(3) We need an L.A. Theater Chamber of Commerce, created for the express purpose of establishing liaisons between our companies and those in other American cities, with the aim of intranational exchanges of productions. If it's kept to a grassroots level of mutual hospitality, one level where theater is currently thriving, such a chamber could facilitate exchanges that are as viable financially as they are artistically. Note: A S K Theatre Projects was funded on Audrey Skirball-Kenis Foundation money. REDCAT exists because of Disney money. These were, and are, the hippest theater scenes in town.
Which leads to wish No. (4). Eli Broad, where are you? Or the moguls at Paramount Pictures or Searchlight? You could fund an L.A. Theater Chamber of Commerce while sneezing and not even notice. Don't do it just because it's the Right Thing to Do. We understand that's the most unpersuasive and possibly offensive reason for you to do anything. Just visit Upright Citizens Brigade on a Saturday night, if you can get in past all the teens. Or visit the Steve Allen Theater. Or REDCAT. That's where you'll see a kind of theater that bounces off the walls. And most of it born in L.A. You should get behind it, because its heat, and its cool, will rub off on you, and make you look as good as it makes you feel.
Next summer, we'll have a rare convergence of activities that could propel us into a national spotlight. For the first time in its 50-year history, Theatre Communications Group — the national theater-support organization and watchdog (it publishes American Theatre magazine) — will hold its annual conference in Los Angeles.

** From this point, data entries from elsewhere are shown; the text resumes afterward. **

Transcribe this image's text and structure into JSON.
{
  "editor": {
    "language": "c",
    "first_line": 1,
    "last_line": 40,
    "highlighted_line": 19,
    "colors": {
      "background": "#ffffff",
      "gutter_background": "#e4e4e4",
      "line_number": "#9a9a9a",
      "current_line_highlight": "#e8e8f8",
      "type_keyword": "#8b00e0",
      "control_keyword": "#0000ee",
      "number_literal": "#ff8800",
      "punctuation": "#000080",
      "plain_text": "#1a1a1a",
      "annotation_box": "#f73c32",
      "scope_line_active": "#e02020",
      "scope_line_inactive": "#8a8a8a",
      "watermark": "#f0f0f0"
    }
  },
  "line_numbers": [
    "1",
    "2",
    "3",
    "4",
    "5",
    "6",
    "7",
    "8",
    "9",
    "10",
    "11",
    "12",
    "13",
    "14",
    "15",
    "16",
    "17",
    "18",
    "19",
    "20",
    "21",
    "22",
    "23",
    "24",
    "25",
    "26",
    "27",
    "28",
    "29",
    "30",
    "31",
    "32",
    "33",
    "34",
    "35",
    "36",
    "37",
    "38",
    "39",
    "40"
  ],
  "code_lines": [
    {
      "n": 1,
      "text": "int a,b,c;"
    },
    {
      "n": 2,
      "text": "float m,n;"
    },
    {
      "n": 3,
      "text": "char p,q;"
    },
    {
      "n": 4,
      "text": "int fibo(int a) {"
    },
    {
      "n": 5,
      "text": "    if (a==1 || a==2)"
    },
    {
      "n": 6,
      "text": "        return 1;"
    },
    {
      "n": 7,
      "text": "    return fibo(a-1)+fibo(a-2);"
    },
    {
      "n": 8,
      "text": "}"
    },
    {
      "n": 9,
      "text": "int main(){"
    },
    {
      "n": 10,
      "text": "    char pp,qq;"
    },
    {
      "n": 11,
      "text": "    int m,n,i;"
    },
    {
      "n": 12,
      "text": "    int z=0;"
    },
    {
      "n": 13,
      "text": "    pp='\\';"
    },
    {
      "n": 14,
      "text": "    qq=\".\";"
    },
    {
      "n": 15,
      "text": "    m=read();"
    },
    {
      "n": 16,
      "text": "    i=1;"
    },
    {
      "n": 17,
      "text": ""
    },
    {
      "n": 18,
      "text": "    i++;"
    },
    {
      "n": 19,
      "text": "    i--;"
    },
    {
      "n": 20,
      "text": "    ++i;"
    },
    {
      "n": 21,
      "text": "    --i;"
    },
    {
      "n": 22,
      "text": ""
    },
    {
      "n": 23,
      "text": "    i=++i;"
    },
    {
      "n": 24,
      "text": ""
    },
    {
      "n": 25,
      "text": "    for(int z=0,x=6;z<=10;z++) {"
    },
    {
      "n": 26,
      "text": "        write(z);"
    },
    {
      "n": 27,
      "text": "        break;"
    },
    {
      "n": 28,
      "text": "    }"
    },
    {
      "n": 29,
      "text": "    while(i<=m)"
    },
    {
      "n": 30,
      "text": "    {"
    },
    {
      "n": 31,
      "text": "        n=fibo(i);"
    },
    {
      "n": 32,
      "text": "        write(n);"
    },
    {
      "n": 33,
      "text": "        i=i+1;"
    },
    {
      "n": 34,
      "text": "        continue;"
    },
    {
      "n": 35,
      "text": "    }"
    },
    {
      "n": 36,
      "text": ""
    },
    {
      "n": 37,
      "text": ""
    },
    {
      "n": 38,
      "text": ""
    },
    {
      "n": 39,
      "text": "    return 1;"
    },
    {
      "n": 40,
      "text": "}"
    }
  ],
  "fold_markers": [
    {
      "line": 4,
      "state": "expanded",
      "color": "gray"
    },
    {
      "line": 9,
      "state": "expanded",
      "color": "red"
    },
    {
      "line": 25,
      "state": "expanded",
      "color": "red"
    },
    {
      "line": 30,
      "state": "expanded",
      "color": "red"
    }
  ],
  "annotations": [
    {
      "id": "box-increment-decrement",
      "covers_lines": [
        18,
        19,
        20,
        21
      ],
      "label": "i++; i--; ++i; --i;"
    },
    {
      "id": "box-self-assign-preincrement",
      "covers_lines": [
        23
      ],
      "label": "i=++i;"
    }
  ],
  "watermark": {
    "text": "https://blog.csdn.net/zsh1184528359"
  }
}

TCG executive director Teresa Eyring said that the organization chose L.A. for a number of reasons: "It represents a microcosm of how theater has evolved in this nation, from large resident companies such as the Center Theatre Group to small ensembles of every stripe. It is an extremely progressive theater community in terms of its consciousness of internationalism, arts learning, new work and new forms. And it has grown up next to the film and television industries, which at one time were believed to be a major threat to the very existence of theater. We are very excited about the energy and possibility presented by Los Angeles for our 2011 conference."
Meanwhile, with the plans for our own "Under the Radar" theater festival to coincide with the TCG conference, in conjunction with what will then be the second Hollywood Fringe festival, the eyes of the country will be on our theater in the summer of '11. Now's the time to determine what we want to make of that opportunity.

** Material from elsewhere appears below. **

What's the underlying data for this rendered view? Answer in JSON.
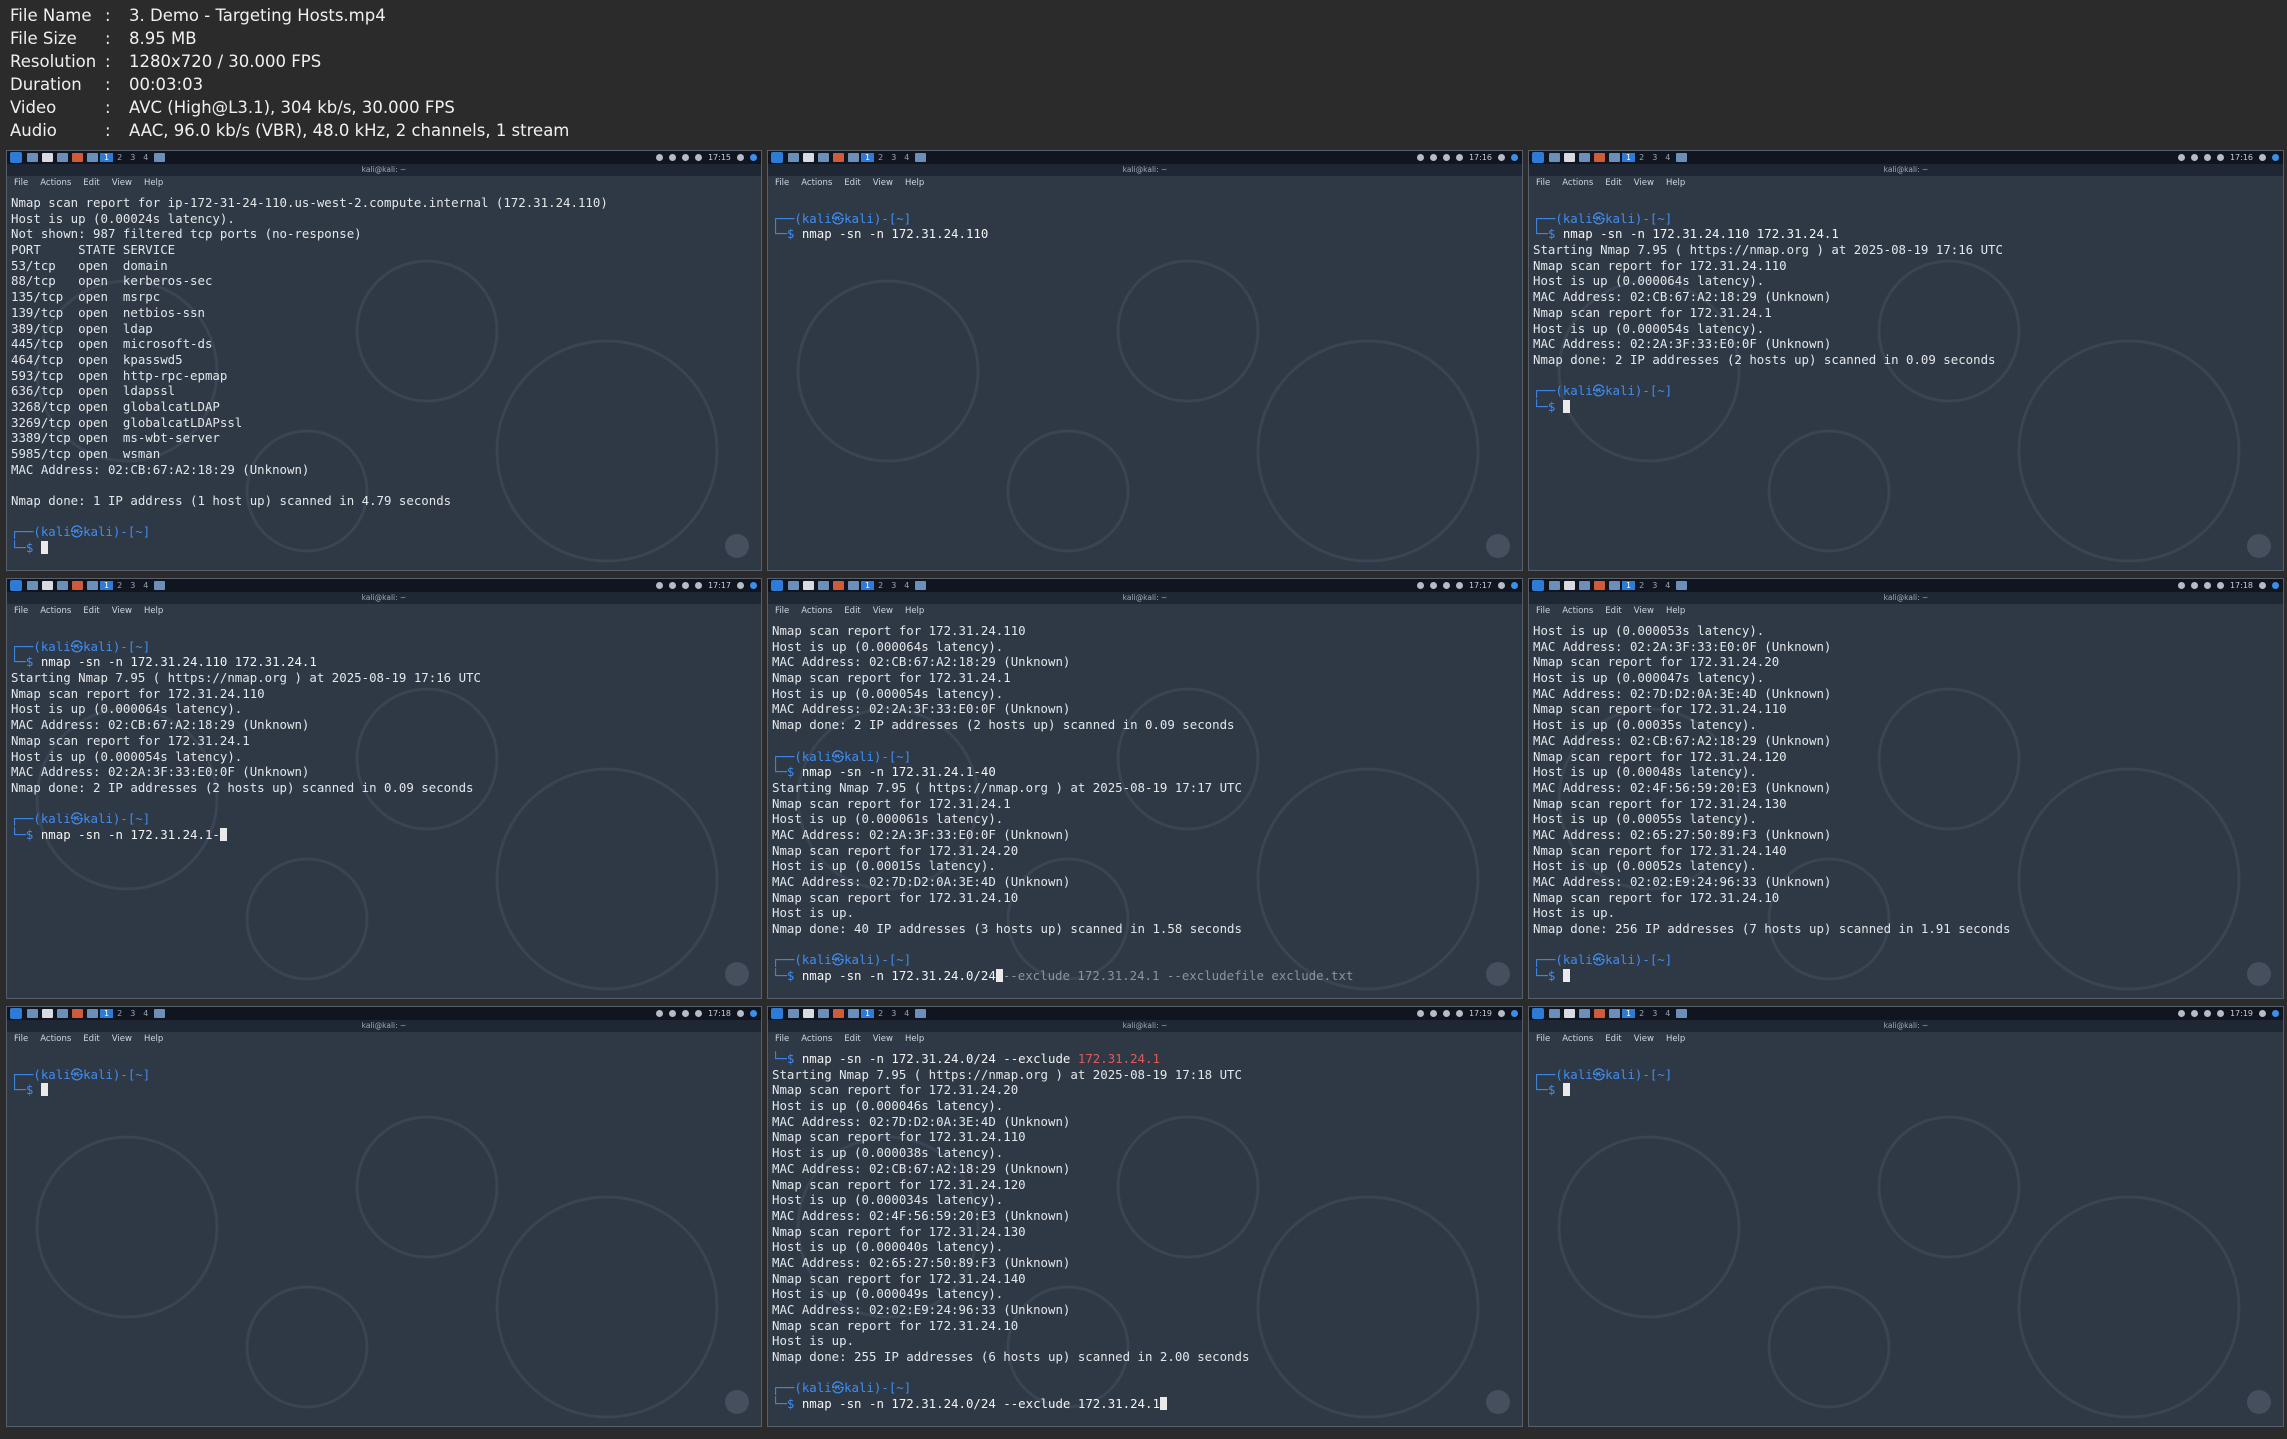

There's little reason that in this city, inventiveness should be seen as running contrary to anybody's interests, or that we can't take the bountiful assets of our theater community, and, through investment and rigor and wit and some daring, transform them into a kind of theater that can pay back dividends to investors, while earning the theater here some respect.
What makes a good producer? The ability to see what's already growing in the backyard, to learn from it, to cultivate it, with the aim of harvests in years to come. That's not only good for the art, it's good business as well.